But there is also a sense, revealed only fleetingly by “Very Ralph,” that, despite the brand’s foresight, its true heyday has now passed. Toward its end, the documentary devotes some room to critics like the Times’ Vanessa Friedman and the Washington Post’s Robin Givhan, who express some doubt in the company’s ability to adjust to an era in which the preppy, Waspy ideal has begun to be dismantled, whether thanks to the rising calls for increased diversity in fashion or due to the indignities of the Trump era, in which it has become ever harder to ignore the potential toxicity of that preppy, Waspy ideal. (In one of the documentary’s few moments of clarity and critique, Friedman says, dryly, “This is not a brand that rewrites.”)
Mostly, however, the film chooses to concentrate on the halcyon days of Lauren, collapsing the past and the present into one stretch of ahistorical sumptuousness. Long minutes are devoted to displaying a Bruce Weber-shot campaign (it’s not stated when exactly this took place, but I’d place it in the eighties), in which ruddy-cheeked tykes in corduroys and woolens frolic among rustic bales of hay with blue-eyed brunettes in flannels and tweeds, and plaid-clad, floppy-haired men row boats and pose in fields of wheat. (After Weber was accused, in 2018, of sexual misconduct, Ralph Lauren cut ties with the photographer, one of the longtime architects of its visual aesthetic. Weber has denied the allegations.) “He had a very big story to tell,” Lauren’s son Andrew says, of the campaign. “How better to do it than to have the New York Times Magazine come out and you have a seventeen-page spread of beautiful people, beautiful life, beautiful life style?” More than perhaps anything else, this nod to the robustness of print media jolted me and made me realize that the world that I was being shown might as well be on Mars.

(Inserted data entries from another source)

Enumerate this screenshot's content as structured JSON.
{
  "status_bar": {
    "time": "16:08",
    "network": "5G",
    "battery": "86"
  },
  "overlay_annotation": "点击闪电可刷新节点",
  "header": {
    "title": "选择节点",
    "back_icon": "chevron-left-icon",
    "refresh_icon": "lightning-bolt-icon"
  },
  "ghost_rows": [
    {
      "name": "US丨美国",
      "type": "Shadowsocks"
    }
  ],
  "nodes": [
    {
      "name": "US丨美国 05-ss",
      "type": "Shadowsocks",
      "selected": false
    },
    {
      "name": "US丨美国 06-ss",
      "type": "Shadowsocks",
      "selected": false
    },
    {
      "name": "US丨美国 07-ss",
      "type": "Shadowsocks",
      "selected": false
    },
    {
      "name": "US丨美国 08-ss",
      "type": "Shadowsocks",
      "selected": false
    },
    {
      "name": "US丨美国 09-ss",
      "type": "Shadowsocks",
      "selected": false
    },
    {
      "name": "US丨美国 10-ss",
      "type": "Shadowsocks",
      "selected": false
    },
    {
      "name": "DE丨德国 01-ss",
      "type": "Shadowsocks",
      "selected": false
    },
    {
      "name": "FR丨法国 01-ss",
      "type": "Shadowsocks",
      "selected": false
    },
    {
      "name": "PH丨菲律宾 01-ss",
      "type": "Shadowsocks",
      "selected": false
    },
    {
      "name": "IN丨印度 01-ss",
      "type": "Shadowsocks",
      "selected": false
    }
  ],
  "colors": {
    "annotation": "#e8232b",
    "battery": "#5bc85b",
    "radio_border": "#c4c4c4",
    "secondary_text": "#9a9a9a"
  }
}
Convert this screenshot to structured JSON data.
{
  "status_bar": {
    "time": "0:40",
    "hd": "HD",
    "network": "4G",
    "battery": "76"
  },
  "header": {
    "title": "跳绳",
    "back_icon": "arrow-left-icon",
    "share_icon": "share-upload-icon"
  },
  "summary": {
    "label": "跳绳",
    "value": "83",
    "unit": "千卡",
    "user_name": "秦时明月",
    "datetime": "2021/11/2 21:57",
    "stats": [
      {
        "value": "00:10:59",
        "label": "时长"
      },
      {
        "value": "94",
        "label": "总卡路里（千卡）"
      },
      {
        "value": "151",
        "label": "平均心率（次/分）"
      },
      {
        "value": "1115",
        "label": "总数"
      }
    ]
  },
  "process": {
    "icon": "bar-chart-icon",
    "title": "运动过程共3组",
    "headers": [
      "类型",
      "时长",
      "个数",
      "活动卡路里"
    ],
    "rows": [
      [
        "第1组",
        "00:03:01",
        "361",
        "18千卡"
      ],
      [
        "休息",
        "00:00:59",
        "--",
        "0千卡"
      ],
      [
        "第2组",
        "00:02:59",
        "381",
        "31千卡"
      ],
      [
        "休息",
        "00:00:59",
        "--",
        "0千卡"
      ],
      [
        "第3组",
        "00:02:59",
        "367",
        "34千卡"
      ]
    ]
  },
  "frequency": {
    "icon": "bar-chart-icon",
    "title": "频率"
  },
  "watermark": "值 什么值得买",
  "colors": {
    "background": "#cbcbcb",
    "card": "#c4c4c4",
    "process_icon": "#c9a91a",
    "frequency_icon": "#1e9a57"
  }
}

Two or three years ago, I was grabbing coffee in midtown, in the garment district, when I happened to look out of the café’s window to note that, just across the street, a chauffeured town car had stopped in front of an office building. As I watched, the car door opened, and out stepped Ralph and Ricky Lauren. I recognized them immediately: after all, over the years I had seen them in more advertisements and magazine stories than I could count. Both were dressed in some version of iconic Lauren Western wear: all cowboy boots and denim and kerchiefs and fringe and hammered metal. As they headed toward the building’s entrance, followed by a flurry of employees, I was overcome by what felt like a sense of confusion, even betrayal. All those years, I had envisioned them as larger than life, almost godlike; but in the midst of that midtown street—dirty, gray, noisy, and bustling with all manner of people—the Laurens were of a scale much smaller than I’d once imagined. The dream was over.